Thursday, January 30, 2014

Close-up Listening Unleashes the Whimy and the Pain

Playing Mozart for a close-up audience is altogether different from assuming their ears to be a city block away or distanced from me by virtue of microphones and amplifiers.

One listener was surprised at his whimsy.  Another said she had no idea that Mozart could be humorous: she actually laughed aloud during the B-flat K 281 Sonata accompanied by chuckles from various corners of the room.  Do I intend for them to have that reaction?  Not really; I am just having as much fun as possible.  Their reactions are strictly up to them.

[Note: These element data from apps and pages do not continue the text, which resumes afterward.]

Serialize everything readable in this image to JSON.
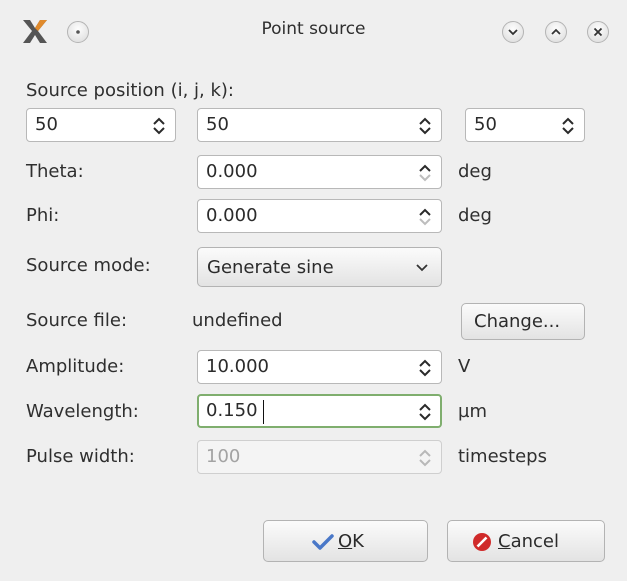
{
  "window": {
    "title": "Point source"
  },
  "form": {
    "position_label": "Source position (i, j, k):",
    "position_i": "50",
    "position_j": "50",
    "position_k": "50",
    "theta_label": "Theta:",
    "theta_value": "0.000",
    "theta_unit": "deg",
    "phi_label": "Phi:",
    "phi_value": "0.000",
    "phi_unit": "deg",
    "mode_label": "Source mode:",
    "mode_value": "Generate sine",
    "file_label": "Source file:",
    "file_value": "undefined",
    "change_button": "Change...",
    "amplitude_label": "Amplitude:",
    "amplitude_value": "10.000",
    "amplitude_unit": "V",
    "wavelength_label": "Wavelength:",
    "wavelength_value": "0.150",
    "wavelength_unit": "µm",
    "pulse_label": "Pulse width:",
    "pulse_value": "100",
    "pulse_unit": "timesteps"
  },
  "buttons": {
    "ok_underlined": "O",
    "ok_rest": "K",
    "cancel_underlined": "C",
    "cancel_rest": "ancel"
  },
  "colors": {
    "dialog_bg": "#efefef",
    "focus_border": "#7fae6e",
    "ok_check": "#4a78c8",
    "cancel_icon": "#d02a2a"
  },
  "icons": [
    "app-icon",
    "window-menu-icon",
    "minimize-icon",
    "maximize-icon",
    "close-icon",
    "spin-arrows-icon",
    "dropdown-arrow-icon",
    "check-icon",
    "cancel-icon"
  ]
}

The Adagio in B minor K 540 had a similar effect but in the opposite direction.  In this work Mozart goes out of his way, requiring even hand-crossing, a technique he usually exploits for moments of virtuosity or exuberance, but here to make audible that a repeated tone may be the most important thing happening.  It is literally heart-wrenching that pitches added chromatically into the repeated vibration untune it, as it were. 

These people did not miss a thing.

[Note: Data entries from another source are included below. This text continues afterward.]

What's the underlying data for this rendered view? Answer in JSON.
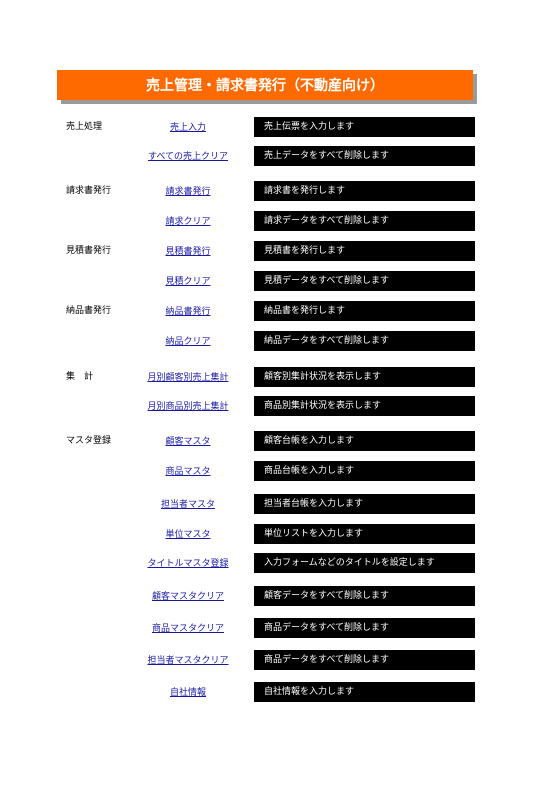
{
  "header": {
    "title": "売上管理・請求書発行（不動産向け）"
  },
  "rows": [
    {
      "section": "売上処理",
      "link": "売上入力",
      "desc": "売上伝票を入力します"
    },
    {
      "section": "",
      "link": "すべての売上クリア",
      "desc": "売上データをすべて削除します"
    },
    {
      "section": "請求書発行",
      "link": "請求書発行",
      "desc": "請求書を発行します"
    },
    {
      "section": "",
      "link": "請求クリア",
      "desc": "請求データをすべて削除します"
    },
    {
      "section": "見積書発行",
      "link": "見積書発行",
      "desc": "見積書を発行します"
    },
    {
      "section": "",
      "link": "見積クリア",
      "desc": "見積データをすべて削除します"
    },
    {
      "section": "納品書発行",
      "link": "納品書発行",
      "desc": "納品書を発行します"
    },
    {
      "section": "",
      "link": "納品クリア",
      "desc": "納品データをすべて削除します"
    },
    {
      "section": "集　計",
      "link": "月別顧客別売上集計",
      "desc": "顧客別集計状況を表示します"
    },
    {
      "section": "",
      "link": "月別商品別売上集計",
      "desc": "商品別集計状況を表示します"
    },
    {
      "section": "マスタ登録",
      "link": "顧客マスタ",
      "desc": "顧客台帳を入力します"
    },
    {
      "section": "",
      "link": "商品マスタ",
      "desc": "商品台帳を入力します"
    },
    {
      "section": "",
      "link": "担当者マスタ",
      "desc": "担当者台帳を入力します"
    },
    {
      "section": "",
      "link": "単位マスタ",
      "desc": "単位リストを入力します"
    },
    {
      "section": "",
      "link": "タイトルマスタ登録",
      "desc": "入力フォームなどのタイトルを設定します"
    },
    {
      "section": "",
      "link": "顧客マスタクリア",
      "desc": "顧客データをすべて削除します"
    },
    {
      "section": "",
      "link": "商品マスタクリア",
      "desc": "商品データをすべて削除します"
    },
    {
      "section": "",
      "link": "担当者マスタクリア",
      "desc": "商品データをすべて削除します"
    },
    {
      "section": "",
      "link": "自社情報",
      "desc": "自社情報を入力します"
    }
  ]
}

I have long been pretty sure that Mozart made his reputation as a player by maintaining an improvisatory approach to every performance, that he could not repeat himself; and that this whimsy is composed into the works.  It reminded me of hearing Horszowski for the first time: having loved every sound he made, I went promptly the next morning to buy the music.  But try as I could I could not emulate his playing: I simply could not find it, though the printed notes were the same.

That is the story of my life.  And you?  Go to  Contact me if you feel that this is relevant to your musical self.